Tattoo
Ah, ‘tis wedding season. And ‘tis sweet to see all the bridesmaids showing off their tattoos on their bare shoulders (and elsewhere). I guess every generation must be granted its rebellious idiosyncrasies. Mine favored long hair, bell bottoms, lava lamps, and paisley. Well, the lava lamps are still with us, but today’s mark of generational identity would have to be tattoos. In my youth, only sailors, bikers, and circus people had tattoos. Today one-third of people age 25-29 have ink. Some self-decorating aficionados have “sleeves,” covering their arms completely. Barbed wire circlets are big. So are Japanese and Chinese characters. I’ve asked once or twice if the wearers spoke the language of their tattoos. Of course not. The mystery is part of the cachet. Tattoos make a statement:  they identify people with youth, show advanced coolness, and advertise what people are passionate about.
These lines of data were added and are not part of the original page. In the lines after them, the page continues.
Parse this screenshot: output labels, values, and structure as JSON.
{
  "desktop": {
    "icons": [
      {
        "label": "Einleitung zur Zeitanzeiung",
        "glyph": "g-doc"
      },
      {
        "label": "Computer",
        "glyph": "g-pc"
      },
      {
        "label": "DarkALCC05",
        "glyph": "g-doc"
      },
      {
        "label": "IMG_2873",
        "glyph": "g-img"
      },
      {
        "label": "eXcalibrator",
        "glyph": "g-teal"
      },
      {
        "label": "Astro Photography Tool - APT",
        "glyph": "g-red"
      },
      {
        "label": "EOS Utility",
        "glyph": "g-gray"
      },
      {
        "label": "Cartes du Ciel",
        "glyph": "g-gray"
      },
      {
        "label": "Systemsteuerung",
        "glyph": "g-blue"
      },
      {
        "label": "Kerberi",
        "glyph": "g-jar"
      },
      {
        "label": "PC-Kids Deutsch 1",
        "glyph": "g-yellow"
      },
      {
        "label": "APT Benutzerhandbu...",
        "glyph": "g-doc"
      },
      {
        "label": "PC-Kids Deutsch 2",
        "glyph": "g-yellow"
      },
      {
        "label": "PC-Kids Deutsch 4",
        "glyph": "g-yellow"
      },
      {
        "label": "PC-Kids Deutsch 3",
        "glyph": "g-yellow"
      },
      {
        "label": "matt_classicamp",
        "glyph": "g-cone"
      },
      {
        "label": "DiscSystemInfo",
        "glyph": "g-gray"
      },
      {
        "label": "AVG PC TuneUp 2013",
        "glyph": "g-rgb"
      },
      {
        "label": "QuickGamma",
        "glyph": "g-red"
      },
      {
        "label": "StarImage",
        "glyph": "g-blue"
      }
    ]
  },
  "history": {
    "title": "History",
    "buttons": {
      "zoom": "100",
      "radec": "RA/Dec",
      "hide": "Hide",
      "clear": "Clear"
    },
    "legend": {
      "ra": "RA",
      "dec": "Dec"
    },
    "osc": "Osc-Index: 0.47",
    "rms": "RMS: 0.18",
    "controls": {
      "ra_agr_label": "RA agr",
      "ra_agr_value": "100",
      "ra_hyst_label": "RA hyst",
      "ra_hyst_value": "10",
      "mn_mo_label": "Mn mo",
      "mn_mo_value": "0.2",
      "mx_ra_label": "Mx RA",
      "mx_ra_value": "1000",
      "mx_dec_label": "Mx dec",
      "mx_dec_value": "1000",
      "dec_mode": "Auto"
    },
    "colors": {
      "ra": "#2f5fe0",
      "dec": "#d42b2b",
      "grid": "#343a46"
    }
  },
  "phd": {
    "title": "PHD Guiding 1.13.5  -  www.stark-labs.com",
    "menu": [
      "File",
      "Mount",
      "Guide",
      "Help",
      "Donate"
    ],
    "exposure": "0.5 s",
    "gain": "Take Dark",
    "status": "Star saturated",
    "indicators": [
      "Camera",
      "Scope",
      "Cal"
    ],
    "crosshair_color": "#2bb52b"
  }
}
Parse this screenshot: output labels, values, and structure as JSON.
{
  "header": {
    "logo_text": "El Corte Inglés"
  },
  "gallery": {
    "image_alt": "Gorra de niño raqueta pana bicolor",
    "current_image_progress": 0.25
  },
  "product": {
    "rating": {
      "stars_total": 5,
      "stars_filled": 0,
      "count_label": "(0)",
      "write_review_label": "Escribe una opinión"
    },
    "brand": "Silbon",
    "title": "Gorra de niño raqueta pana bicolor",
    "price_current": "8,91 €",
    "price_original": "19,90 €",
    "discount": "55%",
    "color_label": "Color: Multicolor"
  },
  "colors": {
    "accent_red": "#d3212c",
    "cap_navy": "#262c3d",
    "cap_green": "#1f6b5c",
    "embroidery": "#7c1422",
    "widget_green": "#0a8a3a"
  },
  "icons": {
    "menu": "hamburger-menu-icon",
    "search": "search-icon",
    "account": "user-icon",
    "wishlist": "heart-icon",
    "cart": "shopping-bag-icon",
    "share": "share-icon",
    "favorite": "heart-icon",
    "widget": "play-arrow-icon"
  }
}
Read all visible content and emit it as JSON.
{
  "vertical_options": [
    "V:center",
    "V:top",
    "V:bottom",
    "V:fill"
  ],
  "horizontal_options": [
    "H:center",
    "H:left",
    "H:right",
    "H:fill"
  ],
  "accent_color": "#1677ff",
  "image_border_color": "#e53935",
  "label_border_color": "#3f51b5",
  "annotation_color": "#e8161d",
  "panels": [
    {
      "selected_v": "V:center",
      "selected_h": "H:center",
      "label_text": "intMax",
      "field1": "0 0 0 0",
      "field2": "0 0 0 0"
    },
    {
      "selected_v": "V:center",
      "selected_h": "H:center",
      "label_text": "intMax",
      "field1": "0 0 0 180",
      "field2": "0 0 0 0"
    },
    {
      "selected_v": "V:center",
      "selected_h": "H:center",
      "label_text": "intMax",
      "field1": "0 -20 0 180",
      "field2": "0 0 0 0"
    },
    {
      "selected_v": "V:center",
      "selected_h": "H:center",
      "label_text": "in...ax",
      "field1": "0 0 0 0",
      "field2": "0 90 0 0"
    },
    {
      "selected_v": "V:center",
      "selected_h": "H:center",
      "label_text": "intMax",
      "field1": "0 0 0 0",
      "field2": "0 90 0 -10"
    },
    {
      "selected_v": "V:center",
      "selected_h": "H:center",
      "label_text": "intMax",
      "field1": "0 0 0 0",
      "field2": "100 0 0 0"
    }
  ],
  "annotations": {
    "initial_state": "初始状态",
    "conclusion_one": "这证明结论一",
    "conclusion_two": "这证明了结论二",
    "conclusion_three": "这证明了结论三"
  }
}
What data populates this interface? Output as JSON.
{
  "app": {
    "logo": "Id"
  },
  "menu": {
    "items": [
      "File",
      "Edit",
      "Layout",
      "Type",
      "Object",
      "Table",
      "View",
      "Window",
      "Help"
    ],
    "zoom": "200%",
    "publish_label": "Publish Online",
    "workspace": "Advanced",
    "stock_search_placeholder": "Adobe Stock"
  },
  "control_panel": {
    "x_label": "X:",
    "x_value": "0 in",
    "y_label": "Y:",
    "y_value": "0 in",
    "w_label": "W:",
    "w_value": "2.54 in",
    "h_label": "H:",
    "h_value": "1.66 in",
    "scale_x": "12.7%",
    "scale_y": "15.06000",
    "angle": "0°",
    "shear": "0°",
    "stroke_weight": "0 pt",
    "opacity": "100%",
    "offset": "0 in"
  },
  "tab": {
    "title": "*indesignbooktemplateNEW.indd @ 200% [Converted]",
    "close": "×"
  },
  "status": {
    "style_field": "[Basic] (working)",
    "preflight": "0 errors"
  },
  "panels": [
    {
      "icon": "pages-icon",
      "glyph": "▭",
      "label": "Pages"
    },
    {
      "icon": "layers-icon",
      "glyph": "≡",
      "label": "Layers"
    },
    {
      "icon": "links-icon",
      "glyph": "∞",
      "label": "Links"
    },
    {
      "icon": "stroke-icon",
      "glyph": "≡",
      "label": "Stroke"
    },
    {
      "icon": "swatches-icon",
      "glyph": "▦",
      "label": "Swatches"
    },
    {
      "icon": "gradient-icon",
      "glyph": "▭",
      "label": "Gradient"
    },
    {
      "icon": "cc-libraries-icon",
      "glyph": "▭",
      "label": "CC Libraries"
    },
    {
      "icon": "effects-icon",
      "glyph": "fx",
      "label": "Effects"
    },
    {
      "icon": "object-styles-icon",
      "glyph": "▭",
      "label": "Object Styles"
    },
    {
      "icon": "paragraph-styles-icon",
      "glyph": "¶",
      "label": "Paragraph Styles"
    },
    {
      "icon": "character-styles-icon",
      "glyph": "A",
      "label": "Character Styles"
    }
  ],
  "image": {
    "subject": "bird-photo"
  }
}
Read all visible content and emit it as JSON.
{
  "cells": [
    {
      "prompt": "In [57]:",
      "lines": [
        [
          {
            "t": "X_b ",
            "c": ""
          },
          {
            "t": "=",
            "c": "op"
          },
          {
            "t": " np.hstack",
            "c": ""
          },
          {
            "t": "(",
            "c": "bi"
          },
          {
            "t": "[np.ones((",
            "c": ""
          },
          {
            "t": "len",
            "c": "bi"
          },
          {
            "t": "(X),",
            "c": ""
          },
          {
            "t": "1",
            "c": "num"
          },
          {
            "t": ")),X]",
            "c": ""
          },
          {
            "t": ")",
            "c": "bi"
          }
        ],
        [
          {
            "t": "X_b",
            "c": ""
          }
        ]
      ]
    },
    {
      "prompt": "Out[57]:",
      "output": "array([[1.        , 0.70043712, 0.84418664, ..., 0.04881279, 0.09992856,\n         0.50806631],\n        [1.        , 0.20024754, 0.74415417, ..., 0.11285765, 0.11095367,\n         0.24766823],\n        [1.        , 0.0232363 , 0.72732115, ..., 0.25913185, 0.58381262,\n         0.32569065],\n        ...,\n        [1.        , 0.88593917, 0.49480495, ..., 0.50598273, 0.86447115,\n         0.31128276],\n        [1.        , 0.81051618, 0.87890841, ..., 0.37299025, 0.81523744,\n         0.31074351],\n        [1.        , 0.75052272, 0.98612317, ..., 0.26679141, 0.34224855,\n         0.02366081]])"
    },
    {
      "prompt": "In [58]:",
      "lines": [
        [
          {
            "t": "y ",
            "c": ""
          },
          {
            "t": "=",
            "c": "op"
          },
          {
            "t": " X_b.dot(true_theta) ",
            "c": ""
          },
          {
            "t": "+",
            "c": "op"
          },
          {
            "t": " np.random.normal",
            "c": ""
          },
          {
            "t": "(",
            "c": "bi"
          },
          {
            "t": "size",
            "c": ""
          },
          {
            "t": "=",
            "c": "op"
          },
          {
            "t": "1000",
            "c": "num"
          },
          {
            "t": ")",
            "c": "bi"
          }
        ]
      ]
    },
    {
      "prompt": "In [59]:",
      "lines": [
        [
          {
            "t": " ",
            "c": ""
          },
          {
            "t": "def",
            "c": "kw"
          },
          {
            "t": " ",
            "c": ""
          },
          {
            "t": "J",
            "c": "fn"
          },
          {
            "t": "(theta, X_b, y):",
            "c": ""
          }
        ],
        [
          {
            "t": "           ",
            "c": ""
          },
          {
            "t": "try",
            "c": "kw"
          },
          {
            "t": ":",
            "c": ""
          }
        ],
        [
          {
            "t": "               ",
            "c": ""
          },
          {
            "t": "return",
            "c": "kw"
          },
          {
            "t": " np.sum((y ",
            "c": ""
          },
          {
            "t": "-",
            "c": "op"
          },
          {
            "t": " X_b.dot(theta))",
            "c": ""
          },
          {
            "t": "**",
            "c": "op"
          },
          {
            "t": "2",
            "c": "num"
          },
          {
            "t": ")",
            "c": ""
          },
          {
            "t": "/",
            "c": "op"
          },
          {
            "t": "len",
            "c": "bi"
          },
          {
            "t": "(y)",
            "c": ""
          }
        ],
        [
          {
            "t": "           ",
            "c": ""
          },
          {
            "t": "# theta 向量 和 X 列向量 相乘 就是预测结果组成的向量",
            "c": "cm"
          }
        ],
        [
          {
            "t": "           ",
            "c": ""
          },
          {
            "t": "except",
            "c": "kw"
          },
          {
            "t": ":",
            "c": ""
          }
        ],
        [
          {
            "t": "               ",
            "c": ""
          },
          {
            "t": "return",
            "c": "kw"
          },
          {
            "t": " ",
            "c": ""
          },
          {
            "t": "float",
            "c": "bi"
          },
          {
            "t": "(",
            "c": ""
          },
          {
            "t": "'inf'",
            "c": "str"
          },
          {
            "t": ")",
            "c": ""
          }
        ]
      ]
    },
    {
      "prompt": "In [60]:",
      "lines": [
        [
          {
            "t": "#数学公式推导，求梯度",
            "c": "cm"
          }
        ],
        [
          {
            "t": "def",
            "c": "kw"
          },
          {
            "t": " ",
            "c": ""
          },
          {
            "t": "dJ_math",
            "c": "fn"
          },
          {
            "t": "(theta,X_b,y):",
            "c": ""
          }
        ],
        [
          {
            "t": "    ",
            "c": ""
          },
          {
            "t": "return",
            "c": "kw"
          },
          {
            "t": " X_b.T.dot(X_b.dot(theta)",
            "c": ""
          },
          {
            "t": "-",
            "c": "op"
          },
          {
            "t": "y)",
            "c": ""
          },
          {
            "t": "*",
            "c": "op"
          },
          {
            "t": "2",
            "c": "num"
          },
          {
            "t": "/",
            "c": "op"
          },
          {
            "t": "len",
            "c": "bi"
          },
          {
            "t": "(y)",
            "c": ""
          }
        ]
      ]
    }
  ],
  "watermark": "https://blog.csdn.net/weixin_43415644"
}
One of God’s holy angels, bearing the seal of the living God, heralded in a great voice: “Do not harm the land or the sea or the trees until we put a seal on the foreheads of the servants of our God” (Revelation 7:2-3). Okay, so that reference is probably symbolic. Still, I used to balk at the notion that I would have a name on my forehead, like the ornamental scarring on Tuaregs or Fiji Islanders in National Geographic pictorials. The young folks of today are helping me get up to speed. Words on skin are cool now. I am proud to wear the name of Christ. You?